Historically money and valuables have been locked away in safes to keep them secure and prevent theft. When the valuables are out of the safe, such as being used or transferred, risk of loss goes up. In the 1800’s when stagecoaches were used in the United States to transport gold, silver and cash, they had a person “riding shotgun” to help protect the valuables outside of the safe.
Encryption in today’s world is a well-established way to help keep data secure, especially when “at rest” or stored. However, to unlock the real value of data, businesses need to use it and “interact” with it in some way. This is where the operational risk can arise such as someone leaving the door open, abusing data access privileges, or not knowing where and what kind of data is being accessed. To help customers protect data and reduce this operational risk, Oracle recently introduced which you might say allows them to “ride shotgun” on their cloud databases.
I spoke recently with Vipin Samar who is in charge of database security for Oracle. He’s an expert on database security and has been working to protect some of the world’s most sensitive information. He recently launched Oracle Data Safe, a new cloud security service that helps customers automate security for their cloud databases.
Fred: What are some of the challenges that companies face considering that they have valuable and sensitive data that must be used in their business yet face potential liability and financial loss if any of this data is breached?
Vipin: Data is now recognized as one of the most valuable assets businesses have. But when its security is compromised, it can become a great liability, as we’ve seen in some of the recent and very public data breaches. Organizations are in a catch-22 situation as they have to use their sensitive data to operate their business, but they must reduce the risk of that data being breached or misused.

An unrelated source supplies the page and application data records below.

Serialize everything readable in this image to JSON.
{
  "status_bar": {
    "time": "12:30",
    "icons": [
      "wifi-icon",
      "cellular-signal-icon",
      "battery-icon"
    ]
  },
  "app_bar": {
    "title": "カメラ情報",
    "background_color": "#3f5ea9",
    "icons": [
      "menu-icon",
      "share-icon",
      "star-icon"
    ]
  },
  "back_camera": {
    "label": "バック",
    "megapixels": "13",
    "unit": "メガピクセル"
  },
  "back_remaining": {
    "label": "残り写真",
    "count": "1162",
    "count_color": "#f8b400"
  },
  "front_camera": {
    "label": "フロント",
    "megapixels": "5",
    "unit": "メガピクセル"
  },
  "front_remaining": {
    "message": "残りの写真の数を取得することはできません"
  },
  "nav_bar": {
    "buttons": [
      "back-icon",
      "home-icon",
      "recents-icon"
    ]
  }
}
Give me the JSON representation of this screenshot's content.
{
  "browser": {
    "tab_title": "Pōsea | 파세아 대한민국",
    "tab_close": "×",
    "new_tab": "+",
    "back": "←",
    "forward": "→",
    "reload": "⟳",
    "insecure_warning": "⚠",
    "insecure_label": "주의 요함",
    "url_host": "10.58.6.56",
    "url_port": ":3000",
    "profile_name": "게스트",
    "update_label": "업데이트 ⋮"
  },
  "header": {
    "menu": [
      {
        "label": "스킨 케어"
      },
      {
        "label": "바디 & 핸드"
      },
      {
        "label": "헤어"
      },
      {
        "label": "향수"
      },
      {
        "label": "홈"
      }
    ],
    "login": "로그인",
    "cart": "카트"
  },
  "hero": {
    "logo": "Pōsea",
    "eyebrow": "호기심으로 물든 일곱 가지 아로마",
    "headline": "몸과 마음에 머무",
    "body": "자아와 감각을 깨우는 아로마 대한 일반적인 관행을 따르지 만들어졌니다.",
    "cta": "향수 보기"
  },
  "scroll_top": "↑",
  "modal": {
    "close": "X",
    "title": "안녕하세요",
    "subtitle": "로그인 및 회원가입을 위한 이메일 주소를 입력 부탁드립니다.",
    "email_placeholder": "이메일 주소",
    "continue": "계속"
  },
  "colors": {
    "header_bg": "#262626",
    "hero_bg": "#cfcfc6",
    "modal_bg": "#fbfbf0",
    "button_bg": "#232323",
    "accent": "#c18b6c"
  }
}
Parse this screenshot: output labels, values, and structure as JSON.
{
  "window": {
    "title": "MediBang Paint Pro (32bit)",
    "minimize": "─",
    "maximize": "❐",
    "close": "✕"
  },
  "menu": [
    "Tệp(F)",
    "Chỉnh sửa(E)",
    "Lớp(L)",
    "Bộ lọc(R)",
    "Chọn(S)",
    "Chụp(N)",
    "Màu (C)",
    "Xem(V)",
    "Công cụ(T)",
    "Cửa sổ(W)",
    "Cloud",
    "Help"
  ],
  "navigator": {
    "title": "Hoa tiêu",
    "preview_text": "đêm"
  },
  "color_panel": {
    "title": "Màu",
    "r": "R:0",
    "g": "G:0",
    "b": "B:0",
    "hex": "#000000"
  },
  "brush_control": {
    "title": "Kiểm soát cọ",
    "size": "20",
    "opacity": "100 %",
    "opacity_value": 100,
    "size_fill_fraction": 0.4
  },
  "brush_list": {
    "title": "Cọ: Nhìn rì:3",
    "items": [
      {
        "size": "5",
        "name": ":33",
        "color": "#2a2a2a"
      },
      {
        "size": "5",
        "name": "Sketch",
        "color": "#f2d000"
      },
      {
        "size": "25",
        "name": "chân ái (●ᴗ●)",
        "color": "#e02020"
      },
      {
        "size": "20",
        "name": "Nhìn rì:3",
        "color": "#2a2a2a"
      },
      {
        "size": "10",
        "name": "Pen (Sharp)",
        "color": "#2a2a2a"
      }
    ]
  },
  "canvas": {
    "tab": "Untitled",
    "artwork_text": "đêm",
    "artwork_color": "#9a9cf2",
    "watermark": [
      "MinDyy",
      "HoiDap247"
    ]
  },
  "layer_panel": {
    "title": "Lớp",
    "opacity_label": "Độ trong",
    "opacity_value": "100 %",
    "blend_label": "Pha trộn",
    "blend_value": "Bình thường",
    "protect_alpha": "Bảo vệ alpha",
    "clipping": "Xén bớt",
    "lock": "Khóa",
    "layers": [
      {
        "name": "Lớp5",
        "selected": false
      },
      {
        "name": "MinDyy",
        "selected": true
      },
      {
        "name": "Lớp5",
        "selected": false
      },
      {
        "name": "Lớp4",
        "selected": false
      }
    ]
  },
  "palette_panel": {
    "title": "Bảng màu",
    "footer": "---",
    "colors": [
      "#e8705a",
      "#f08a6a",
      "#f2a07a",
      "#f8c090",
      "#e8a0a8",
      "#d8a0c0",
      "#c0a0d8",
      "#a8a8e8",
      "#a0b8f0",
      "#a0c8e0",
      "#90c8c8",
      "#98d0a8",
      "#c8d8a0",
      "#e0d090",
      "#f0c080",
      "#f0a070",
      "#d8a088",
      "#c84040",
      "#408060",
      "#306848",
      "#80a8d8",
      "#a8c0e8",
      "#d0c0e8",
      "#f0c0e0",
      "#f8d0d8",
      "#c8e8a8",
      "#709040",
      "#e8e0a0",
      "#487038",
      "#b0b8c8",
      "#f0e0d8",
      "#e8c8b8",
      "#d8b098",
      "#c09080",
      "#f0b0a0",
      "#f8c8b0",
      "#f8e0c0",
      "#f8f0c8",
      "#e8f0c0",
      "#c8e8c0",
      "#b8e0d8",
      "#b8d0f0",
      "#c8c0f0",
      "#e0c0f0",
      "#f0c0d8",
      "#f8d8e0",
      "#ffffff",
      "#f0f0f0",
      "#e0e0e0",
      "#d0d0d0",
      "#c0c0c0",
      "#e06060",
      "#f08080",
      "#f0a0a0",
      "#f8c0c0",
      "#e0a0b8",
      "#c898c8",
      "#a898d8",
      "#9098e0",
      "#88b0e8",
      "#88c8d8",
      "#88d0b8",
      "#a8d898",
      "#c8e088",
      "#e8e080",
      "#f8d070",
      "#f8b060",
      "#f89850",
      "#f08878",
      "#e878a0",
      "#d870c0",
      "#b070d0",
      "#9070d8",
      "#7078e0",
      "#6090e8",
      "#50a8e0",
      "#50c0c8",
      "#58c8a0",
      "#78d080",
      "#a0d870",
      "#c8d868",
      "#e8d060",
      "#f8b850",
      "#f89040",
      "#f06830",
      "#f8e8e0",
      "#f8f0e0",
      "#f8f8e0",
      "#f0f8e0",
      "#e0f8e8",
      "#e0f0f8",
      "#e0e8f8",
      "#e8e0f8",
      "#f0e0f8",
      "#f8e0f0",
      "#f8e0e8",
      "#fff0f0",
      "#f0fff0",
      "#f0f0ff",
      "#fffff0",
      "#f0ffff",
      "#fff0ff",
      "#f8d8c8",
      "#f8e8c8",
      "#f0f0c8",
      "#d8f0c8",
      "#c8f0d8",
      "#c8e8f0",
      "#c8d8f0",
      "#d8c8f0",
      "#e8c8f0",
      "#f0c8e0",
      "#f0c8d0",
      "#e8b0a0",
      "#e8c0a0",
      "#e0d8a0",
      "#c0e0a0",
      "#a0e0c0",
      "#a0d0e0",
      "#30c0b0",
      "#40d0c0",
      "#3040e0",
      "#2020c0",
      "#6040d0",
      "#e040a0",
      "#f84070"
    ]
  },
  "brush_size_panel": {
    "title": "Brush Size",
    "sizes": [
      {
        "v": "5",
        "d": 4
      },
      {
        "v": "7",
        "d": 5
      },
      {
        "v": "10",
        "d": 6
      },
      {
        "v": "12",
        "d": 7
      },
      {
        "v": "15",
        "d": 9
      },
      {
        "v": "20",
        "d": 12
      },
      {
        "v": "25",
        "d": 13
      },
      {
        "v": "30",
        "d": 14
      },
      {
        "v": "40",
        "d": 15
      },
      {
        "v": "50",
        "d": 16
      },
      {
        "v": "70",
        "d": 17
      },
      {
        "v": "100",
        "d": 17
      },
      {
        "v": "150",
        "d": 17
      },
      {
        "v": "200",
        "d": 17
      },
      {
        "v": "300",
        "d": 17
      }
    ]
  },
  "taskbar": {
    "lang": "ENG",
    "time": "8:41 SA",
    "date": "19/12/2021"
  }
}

Fred: When it comes to understanding threats and risks with cloud databases, what are customers most concerned about? Is it with the cloud infrastructure, the cloud provider, the database, or something else?
Vipin: When I talk with customers about moving their databases to the cloud, I hear several concerns. First, they express concern about the underlying infrastructure with network, virtual images, operating systems, and databases. Oracle addresses these concerns with next generation cloud infrastructure along with automated security patching, and always on data encryption. The next concern is protection from the cloud provider — obviously that’s us. We address this with strong separation of duties for our cloud administrators and activity monitoring. Their last big area of concern is about how they can secure their own data, users, and configurations, something that only they can do. They are worried about privileged users with broad access to all data, not knowing where their sensitive data is, lack of clarity regarding security policies for their data, and maintaining secure configuration.
Fred: People working on cloud security are becoming familiar with the shared responsibility model which distinguishes who is responsible for what in the context of cloud security yet there remains confusion. What can a cloud provider do to help customers in those areas of security where the customer has responsibility?
Vipin: At some level, we can all empathize with what is happening. It is difficult for cloud customers to detect all security gaps and understand how to turn all the security knobs and levers with their own data and users. Note that they often turned to the cloud because they didn’t have time or expertise in the first place. The motivation for Data Safe was to provide automated and integrated security capabilities so that the customers can more easily meet their share of the security responsibilities.